Which lines in the material below contain the word "heading"? Copy each of them.

Supplied records >>
^^^^^^^^
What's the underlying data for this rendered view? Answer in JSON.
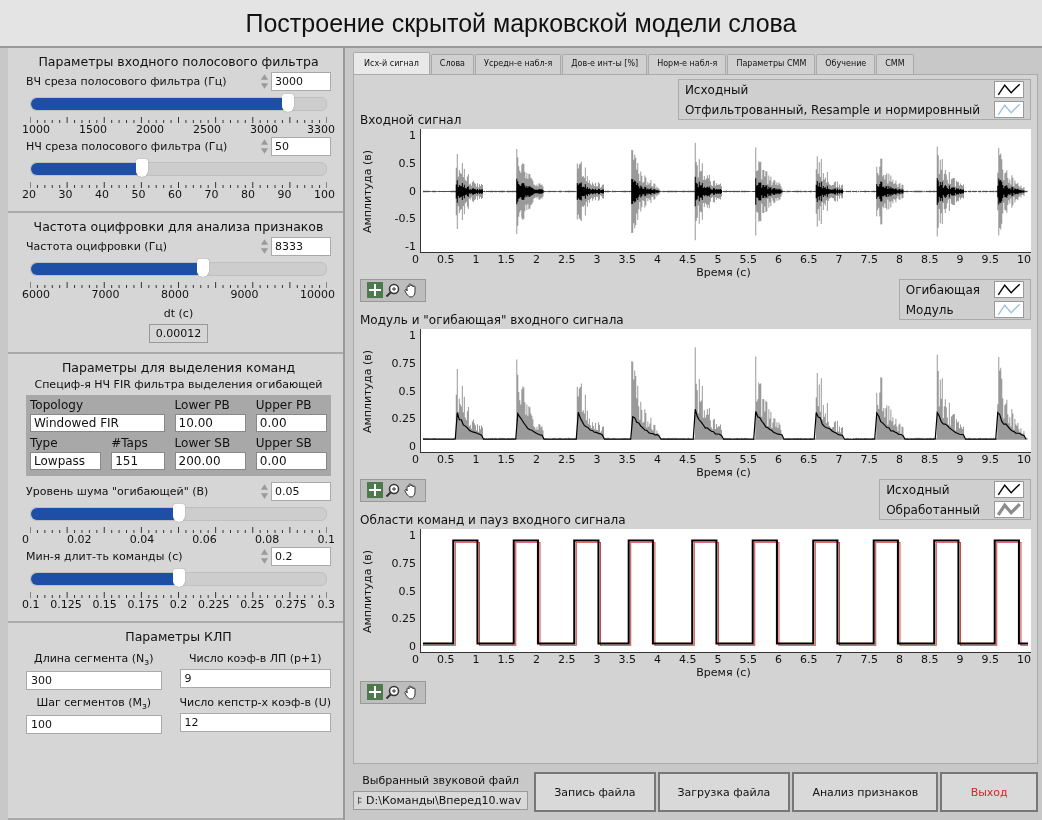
{
  "title": "Построение скрытой марковской модели слова",
  "left_sections": [
    {
      "heading": "Параметры входного полосового фильтра",
      "items": [
        {
          "kind": "slider",
          "label": "ВЧ среза полосового фильтра (Гц)",
          "value": "3000",
          "level": 0.87,
          "ticks": [
            "1000",
            "1500",
            "2000",
            "2500",
            "3000",
            "3300"
          ]
        },
        {
          "kind": "slider",
          "label": "НЧ среза полосового фильтра (Гц)",
          "value": "50",
          "level": 0.375,
          "ticks": [
            "20",
            "30",
            "40",
            "50",
            "60",
            "70",
            "80",
            "90",
            "100"
          ]
        }
      ]
    },
    {
      "heading": "Частота оцифровки для анализа признаков",
      "items": [
        {
          "kind": "slider",
          "label": "Частота оцифровки (Гц)",
          "value": "8333",
          "level": 0.583,
          "ticks": [
            "6000",
            "7000",
            "8000",
            "9000",
            "10000"
          ]
        },
        {
          "kind": "readout",
          "label": "dt (c)",
          "value": "0.00012"
        }
      ]
    },
    {
      "heading": "Параметры для выделения команд",
      "items": [
        {
          "kind": "fir",
          "heading": "Специф-я НЧ FIR фильтра выделения огибающей",
          "fields": [
            {
              "label": "Topology",
              "value": "Windowed FIR"
            },
            {
              "label": "Lower PB",
              "value": "10.00"
            },
            {
              "label": "Upper PB",
              "value": "0.00"
            },
            {
              "label": "Type",
              "value": "Lowpass"
            },
            {
              "label": "#Taps",
              "value": "151"
            },
            {
              "label": "Lower SB",
              "value": "200.00"
            },
            {
              "label": "Upper SB",
              "value": "0.00"
            }
          ]
        },
        {
          "kind": "slider",
          "label": "Уровень шума \"огибающей\" (В)",
          "value": "0.05",
          "level": 0.5,
          "ticks": [
            "0",
            "0.02",
            "0.04",
            "0.06",
            "0.08",
            "0.1"
          ]
        },
        {
          "kind": "slider",
          "label": "Мин-я длит-ть команды (с)",
          "value": "0.2",
          "level": 0.5,
          "ticks": [
            "0.1",
            "0.125",
            "0.15",
            "0.175",
            "0.2",
            "0.225",
            "0.25",
            "0.275",
            "0.3"
          ]
        }
      ]
    },
    {
      "heading": "Параметры КЛП",
      "items": [
        {
          "kind": "fields",
          "fields": [
            {
              "label": "Длина сегмента (N$_{з}$)",
              "value": "300"
            },
            {
              "label": "Число коэф-в ЛП (p+1)",
              "value": "9"
            },
            {
              "label": "Шаг сегментов (M$_{з}$)",
              "value": "100"
            },
            {
              "label": "Число кепстр-х коэф-в (U)",
              "value": "12"
            }
          ]
        }
      ]
    }
  ],
  "tabs": [
    {
      "label": "Исх-й сигнал",
      "selected": true
    },
    {
      "label": "Слова",
      "selected": false
    },
    {
      "label": "Усредн-е набл-я",
      "selected": false
    },
    {
      "label": "Дов-е инт-ы [%]",
      "selected": false
    },
    {
      "label": "Норм-е набл-я",
      "selected": false
    },
    {
      "label": "Параметры СММ",
      "selected": false
    },
    {
      "label": "Обучение",
      "selected": false
    },
    {
      "label": "СММ",
      "selected": false
    }
  ],
  "charts": [
    {
      "kind": "waveform",
      "title": "Входной сигнал",
      "legend": [
        {
          "label": "Исходный",
          "color": "#000000"
        },
        {
          "label": "Отфильтрованный, Resample и нормировнный",
          "color": "#9ec3dc"
        }
      ],
      "ylabel": "Амплитуда (в)",
      "yticks": [
        "1",
        "0.5",
        "0",
        "-0.5",
        "-1"
      ],
      "xlabel": "Время (с)",
      "xticks": [
        "0",
        "0.5",
        "1",
        "1.5",
        "2",
        "2.5",
        "3",
        "3.5",
        "4",
        "4.5",
        "5",
        "5.5",
        "6",
        "6.5",
        "7",
        "7.5",
        "8",
        "8.5",
        "9",
        "9.5",
        "10"
      ]
    },
    {
      "kind": "envelope",
      "title": "Модуль и \"огибающая\" входного сигнала",
      "legend": [
        {
          "label": "Огибающая",
          "color": "#000000"
        },
        {
          "label": "Модуль",
          "color": "#9ec3dc"
        }
      ],
      "ylabel": "Амплитуда (в)",
      "yticks": [
        "1",
        "0.75",
        "0.5",
        "0.25",
        "0"
      ],
      "xlabel": "Время (с)",
      "xticks": [
        "0",
        "0.5",
        "1",
        "1.5",
        "2",
        "2.5",
        "3",
        "3.5",
        "4",
        "4.5",
        "5",
        "5.5",
        "6",
        "6.5",
        "7",
        "7.5",
        "8",
        "8.5",
        "9",
        "9.5",
        "10"
      ]
    },
    {
      "kind": "regions",
      "title": "Области команд и пауз входного сигнала",
      "legend": [
        {
          "label": "Исходный",
          "color": "#000000"
        },
        {
          "label": "Обработанный",
          "color": "#8c8c8c"
        }
      ],
      "ylabel": "Амплитуда (в)",
      "yticks": [
        "1",
        "0.75",
        "0.5",
        "0.25",
        "0"
      ],
      "xlabel": "Время (с)",
      "xticks": [
        "0",
        "0.5",
        "1",
        "1.5",
        "2",
        "2.5",
        "3",
        "3.5",
        "4",
        "4.5",
        "5",
        "5.5",
        "6",
        "6.5",
        "7",
        "7.5",
        "8",
        "8.5",
        "9",
        "9.5",
        "10"
      ]
    }
  ],
  "file": {
    "label": "Выбранный звуковой файл",
    "path": "D:\\Команды\\Вперед10.wav"
  },
  "buttons": [
    {
      "label": "Запись файла",
      "kind": "normal"
    },
    {
      "label": "Загрузка файла",
      "kind": "normal"
    },
    {
      "label": "Анализ признаков",
      "kind": "normal"
    },
    {
      "label": "Выход",
      "kind": "exit"
    }
  ]
}
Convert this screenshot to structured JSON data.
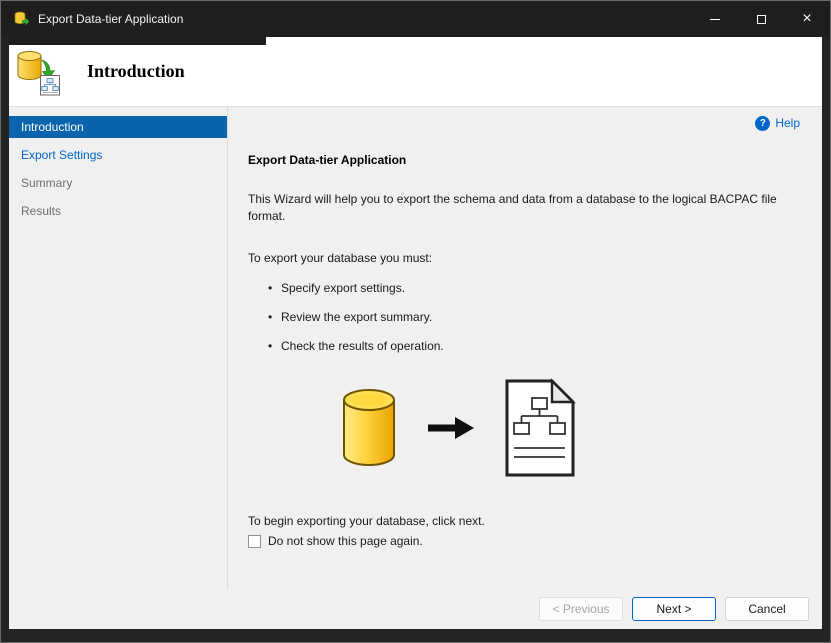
{
  "window": {
    "title": "Export Data-tier Application"
  },
  "banner": {
    "title": "Introduction"
  },
  "sidebar": {
    "items": [
      {
        "label": "Introduction",
        "state": "selected"
      },
      {
        "label": "Export Settings",
        "state": "enabled"
      },
      {
        "label": "Summary",
        "state": "pending"
      },
      {
        "label": "Results",
        "state": "pending"
      }
    ]
  },
  "content": {
    "help_label": "Help",
    "help_icon": "?",
    "heading": "Export Data-tier Application",
    "intro": "This Wizard will help you to export the schema and data from a database to the logical BACPAC file format.",
    "requirements_intro": "To export your database you must:",
    "bullets": [
      "Specify export settings.",
      "Review the export summary.",
      "Check the results of operation."
    ],
    "next_note": "To begin exporting your database, click next.",
    "checkbox_label": "Do not show this page again.",
    "checkbox_checked": false
  },
  "buttons": {
    "previous": "< Previous",
    "next": "Next >",
    "cancel": "Cancel"
  },
  "colors": {
    "accent": "#0a64ad",
    "link": "#0066cc",
    "titlebar": "#1e1e1e",
    "next_border": "#0067c0"
  }
}
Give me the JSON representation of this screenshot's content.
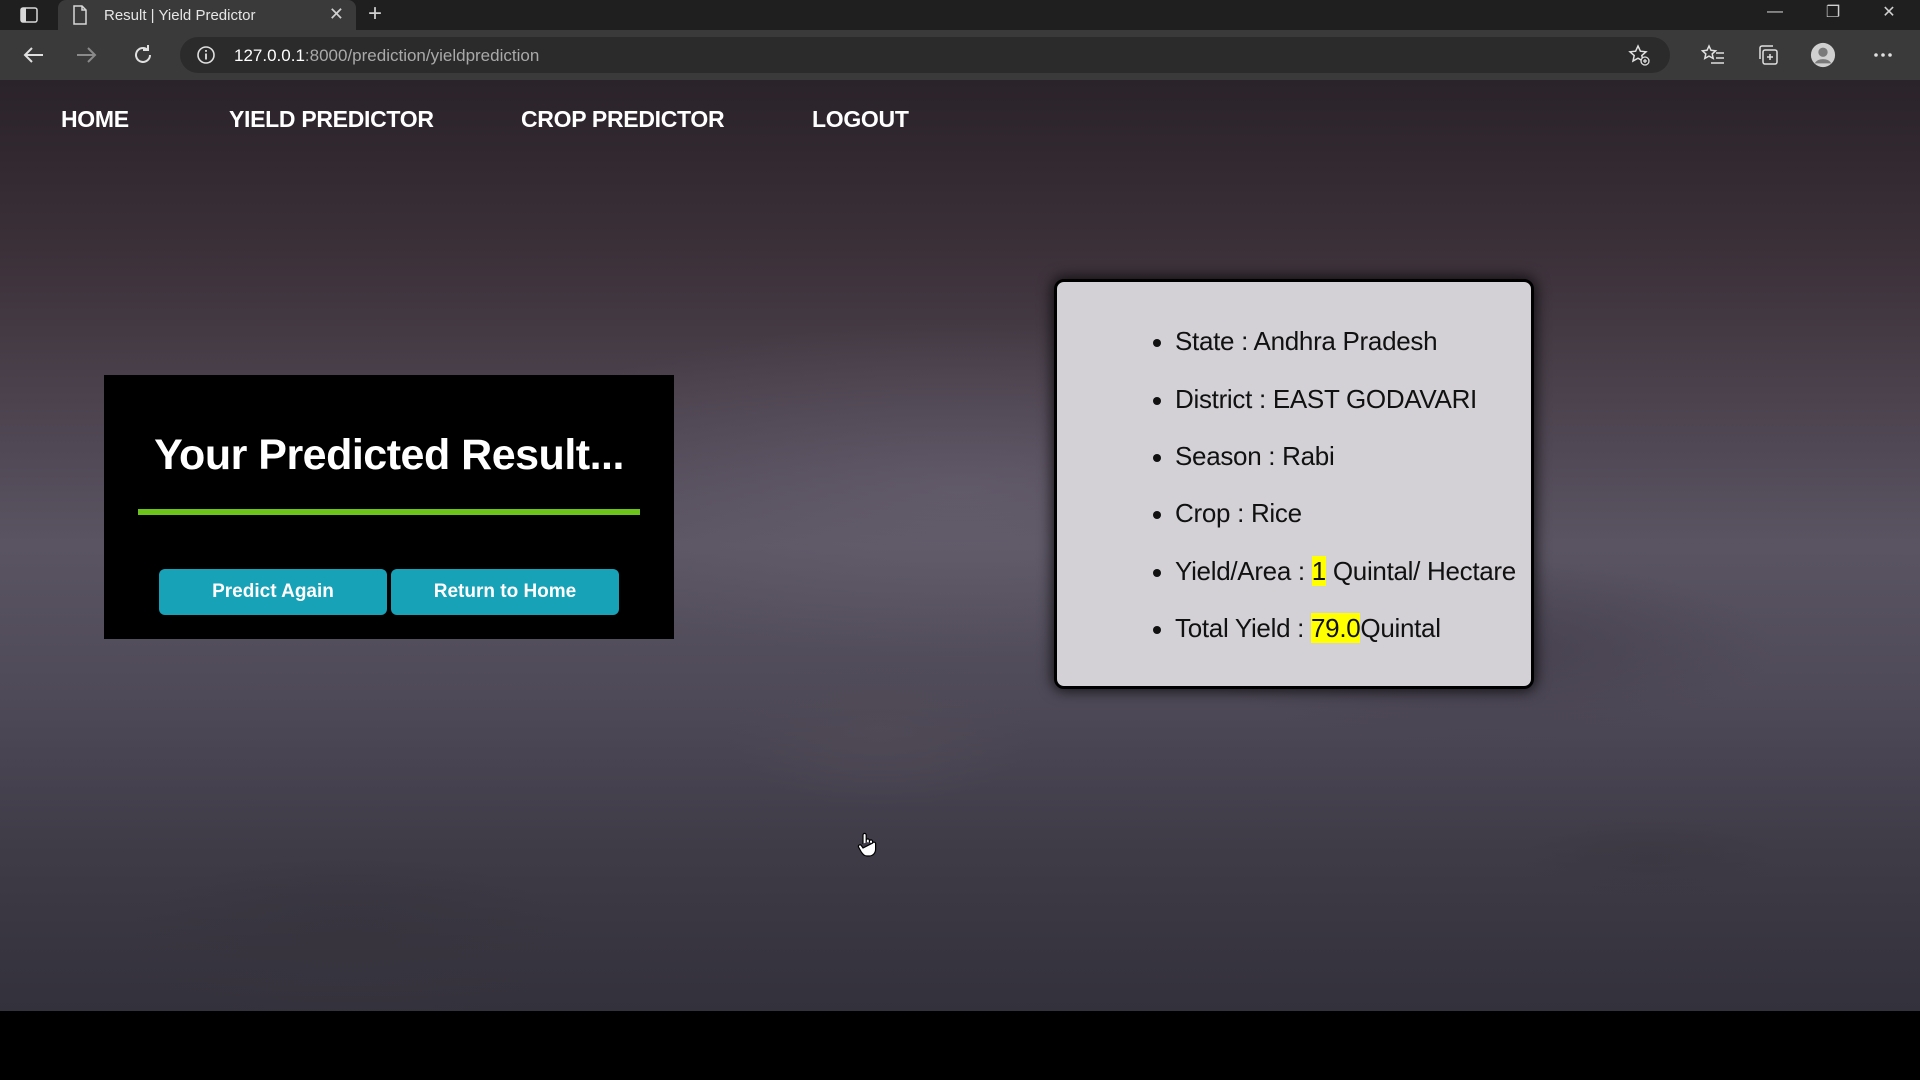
{
  "browser": {
    "tab_title": "Result | Yield Predictor",
    "tab_close": "✕",
    "new_tab": "+",
    "url_host": "127.0.0.1",
    "url_path": ":8000/prediction/yieldprediction",
    "window_controls": {
      "minimize": "—",
      "restore": "❐",
      "close": "✕"
    }
  },
  "nav": {
    "home": "HOME",
    "yield_predictor": "YIELD PREDICTOR",
    "crop_predictor": "CROP PREDICTOR",
    "logout": "LOGOUT"
  },
  "result": {
    "heading": "Your Predicted Result...",
    "predict_again": "Predict Again",
    "return_home": "Return to Home"
  },
  "details": {
    "state_label": "State : ",
    "state": "Andhra Pradesh",
    "district_label": "District : ",
    "district": "EAST GODAVARI",
    "season_label": "Season : ",
    "season": "Rabi",
    "crop_label": "Crop : ",
    "crop": "Rice",
    "yield_area_label": "Yield/Area : ",
    "yield_area_value": "1",
    "yield_area_unit": " Quintal/ Hectare",
    "total_yield_label": "Total Yield : ",
    "total_yield_value": "79.0",
    "total_yield_unit": "Quintal"
  },
  "colors": {
    "button": "#17a2b8",
    "divider": "#6cc41a",
    "highlight": "#ffff00"
  }
}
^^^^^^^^
Answer section >>
      "heading": "Параметры входного полосового фильтра",
      "heading": "Частота оцифровки для анализа признаков",
      "heading": "Параметры для выделения команд",
          "heading": "Специф-я НЧ FIR фильтра выделения огибающей",
      "heading": "Параметры КЛП",
    "heading": "Export Data-tier Application",
    "heading": "Your Predicted Result...",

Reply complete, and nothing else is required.